For a few of us, 9/11 was never an act of war. It was not perpetrated by a national army. No one who committed the murders was in uniform. The guilty were treated as enemy combatants, not as soldiers. 9/11 was not an act of war. It was a crime.
I am old enough to remember exactly where I was on the evening of March 31, 1968. I was in the commons room of the ZBT fraternity section of the Duke University dorms when President Lyndon Johnson during a broadcast address to the nation said that he would not seek another term in office. It was a surprise at the time and indicative of the ever-widening rift between the White House and the American people over the war in Vietnam. Despite his having steered major legislation through the Congress after the death of John Kennedy and his triumphs in civil rights, voting rights, and Medicare and Medicaid, Lyndon Johnson could not overcome the stigma of having been the first American president to oversee a loss on the battlefield.
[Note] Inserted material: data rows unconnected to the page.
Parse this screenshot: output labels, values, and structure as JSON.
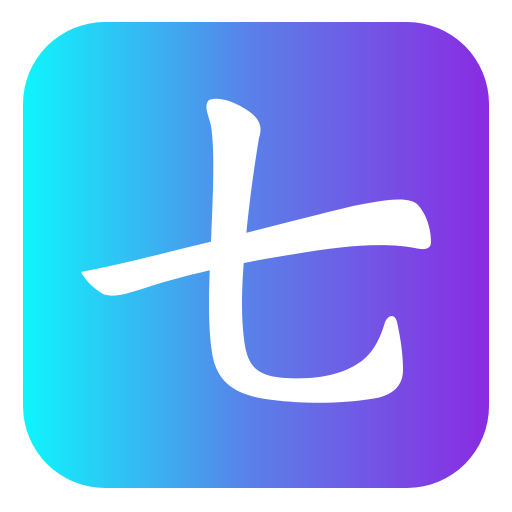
{
  "app_icon": {
    "glyph": "七",
    "glyph_color": "#ffffff",
    "gradient": {
      "direction": "left-to-right",
      "start_color": "#0ff5fc",
      "mid_color": "#5b7ee8",
      "end_color": "#8a2be2"
    },
    "icon_name": "seven-kanji-icon"
  }
}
As Bill Murray said in Stripes, “we are 10 and one.”
I had been debating how to write this blog for almost a week when I read John Anderson’s piece in The Wall Street Journal that said it all.
The performances by the athletes thus far (it’s August 4 as I write) have been spectacular. The United States has done well in gymnastics and track and field and certainly in swimming. The woman’s soccer team will not win gold this time, but Xander Shauffele won the men’s golf and Nelly Korda the women’s golf. As of a few days ago, the American woman were outdoing the men. All of this is good and entertaining—if you didn’t have to battle so hard to see it.
He was simply the Boss in the office of the ranking member of the Senate Committee on Health, Education, Labor and Pensions (HELP) in 2009 when I worked there. The first time we met was at a Monday staff meeting. The entire HELP staff was there along with video feeds from Wyoming, Senator Enzi’s home state. Promptly at 1 PM a man of average height and a little overweight wearing a plain black suit, white shirt, black tie and highly polished slip-on loafers walked into the room and stood right in front of me.
I rose from my seat, stuck out my hand and introduced myself. In a sea of faces, Senator Enzi recognized the new one right away.
Steven Weinberg was a world-renown Nobel Laureate in particle physics. No, I had never heard of him either, but that was a deficiency on my part because he was a giant. The details of what he accomplished are described in the obituary from The New York Times on July 26, but the point of this blog is not to recapitulate what he alone can adequately describe about his seminal work.